The third high-yield dividend stock Warren Buffett's secret portfolio has been actively buying is yet another telecom provider, AT&T (T 0.40%). The fourth quarter saw New England Asset Management's investment team buy close to 272,000 shares.

In many ways, the headwinds and catalysts for AT&T and Verizon are similar. These are mature businesses with generally slow growth rates that simply didn't receive a lot of attention when interest rates were at historic lows. But with a single-digit price-to-earnings ratio and a yield of 6%, investors are beginning to pay close attention to the value AT&T can offer.

The 5G revolution has been a particularly strong catalyst for the company. The nearly 6% wireless revenue growth AT&T recorded during the third quarter represented the fastest pace of growth for its wireless segment in more than a decade. 

It's been something of a renaissance for AT&T's broadband segment, too. Thanks to hefty investments in the 5G mid-band spectrum, which are designed to facilitate at-home and business-based 5G broadband adoption, AT&T has added at least 1 million net broadband subscribers in each of the past five years. 

However, one notable difference between AT&T and Verizon is AT&T's spinoff of content arm WarnerMedia last April. When WarnerMedia was spun off and merged with Discovery to create a new media entity, Warner Bros.
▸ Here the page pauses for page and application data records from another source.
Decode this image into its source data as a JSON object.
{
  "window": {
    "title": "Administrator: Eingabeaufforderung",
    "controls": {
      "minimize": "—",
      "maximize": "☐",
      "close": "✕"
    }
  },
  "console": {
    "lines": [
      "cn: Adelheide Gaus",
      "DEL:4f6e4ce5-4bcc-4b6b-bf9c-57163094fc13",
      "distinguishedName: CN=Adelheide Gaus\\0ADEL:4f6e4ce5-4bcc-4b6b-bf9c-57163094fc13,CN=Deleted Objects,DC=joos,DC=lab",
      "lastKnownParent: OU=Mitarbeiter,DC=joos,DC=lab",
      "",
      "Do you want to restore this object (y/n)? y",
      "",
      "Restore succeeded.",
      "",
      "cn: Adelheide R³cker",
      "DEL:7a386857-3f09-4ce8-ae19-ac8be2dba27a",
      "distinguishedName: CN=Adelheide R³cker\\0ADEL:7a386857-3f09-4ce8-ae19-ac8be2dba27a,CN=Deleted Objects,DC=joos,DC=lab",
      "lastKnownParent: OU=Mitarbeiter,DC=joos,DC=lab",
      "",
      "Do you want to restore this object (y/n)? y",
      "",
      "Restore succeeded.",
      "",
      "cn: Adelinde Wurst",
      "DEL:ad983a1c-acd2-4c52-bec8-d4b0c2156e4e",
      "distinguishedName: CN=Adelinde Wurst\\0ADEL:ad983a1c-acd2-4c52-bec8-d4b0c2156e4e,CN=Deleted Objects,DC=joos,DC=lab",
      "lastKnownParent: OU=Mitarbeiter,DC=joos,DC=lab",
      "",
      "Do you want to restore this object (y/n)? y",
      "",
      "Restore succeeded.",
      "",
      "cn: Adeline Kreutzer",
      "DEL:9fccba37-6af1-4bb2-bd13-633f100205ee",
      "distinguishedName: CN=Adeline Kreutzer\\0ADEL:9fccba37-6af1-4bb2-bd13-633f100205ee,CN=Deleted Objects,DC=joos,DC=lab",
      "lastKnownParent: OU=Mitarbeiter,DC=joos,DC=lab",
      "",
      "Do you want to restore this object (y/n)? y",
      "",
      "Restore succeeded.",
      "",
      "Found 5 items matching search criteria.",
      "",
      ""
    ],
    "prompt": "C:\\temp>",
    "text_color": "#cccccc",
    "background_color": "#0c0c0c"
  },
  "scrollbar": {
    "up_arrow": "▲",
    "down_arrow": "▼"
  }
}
Discovery, the new company assumed certain debt lots previously held by AT&T. Including additional cash payments, AT&T received more than $40 billion from this divestment.  Now sporting a cleaner balance sheet, AT&T's 6% yield is about as rock-solid as they come in the telecom space.

With AT&T reducing its operating expenses by more than $5 billion on an annual run-rate basis by the end of last year, and valued at less than 8 times Wall Street's forecast earnings for 2023 and 2024, its risk-versus-reward profile looks quite favorable.